Effects of antimicrobial peptide indolicin on model biological membranes: A spectroscopic study
Indolicidin is a cationic antimicrobial peptide, rich in proline and tryptophan residues. It is the shortest known naturally occurring antimicrobial peptide. Although the peptide has been extensively studied, its mechanism of action is not fully understood and has not been established. This project is focused on studying the interactions between Indolicidin and model biological membranes through chemical and topographical analysis using Raman spectroscopy, Fourier Transform Infrared (FTIR), and atomic force microscopy (AFM). FTIR data revealed conformational changes to the secondary structure of the peptide in the presence of the model membranes. Raman Spectroscopy was used for confirmation and expansion of FTIR results; the data obtained from the Raman study verified the FTIR findings. Topographical analysis was performed using Atomic force microscopy (AFM). AFM images of the peptide alone showed aggregate-like structures at high concentrations while, Indolicidin-liposome systems showed micelle-like globules with an increase in surface roughness. The results gathered from this study provided new insights on the interaction of Indolicidin and served as a foundation for further investigation of the topic.

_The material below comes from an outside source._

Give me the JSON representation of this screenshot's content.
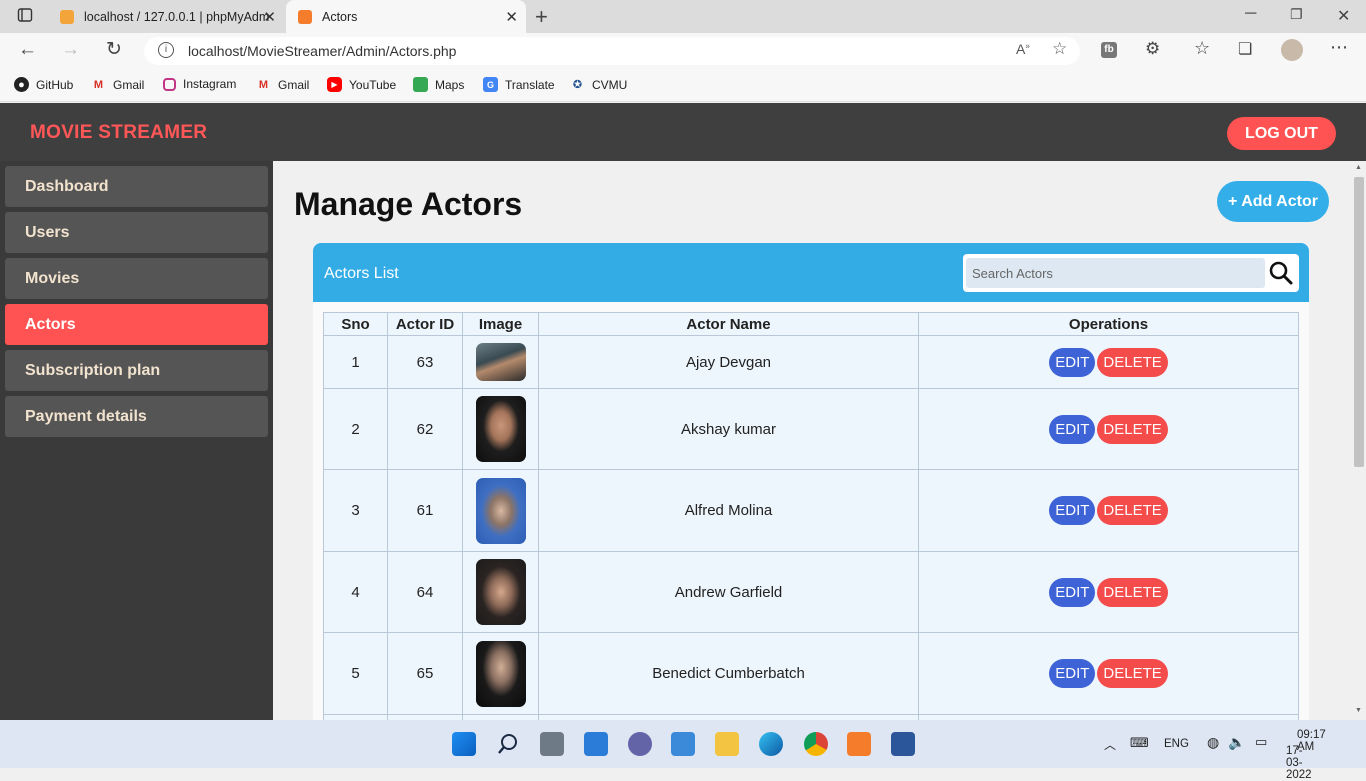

Alejandra Isabel Hasbun,
"Effects of antimicrobial peptide indolicin on model biological membranes: A spectroscopic study"
ETD Collection for Tennessee State University.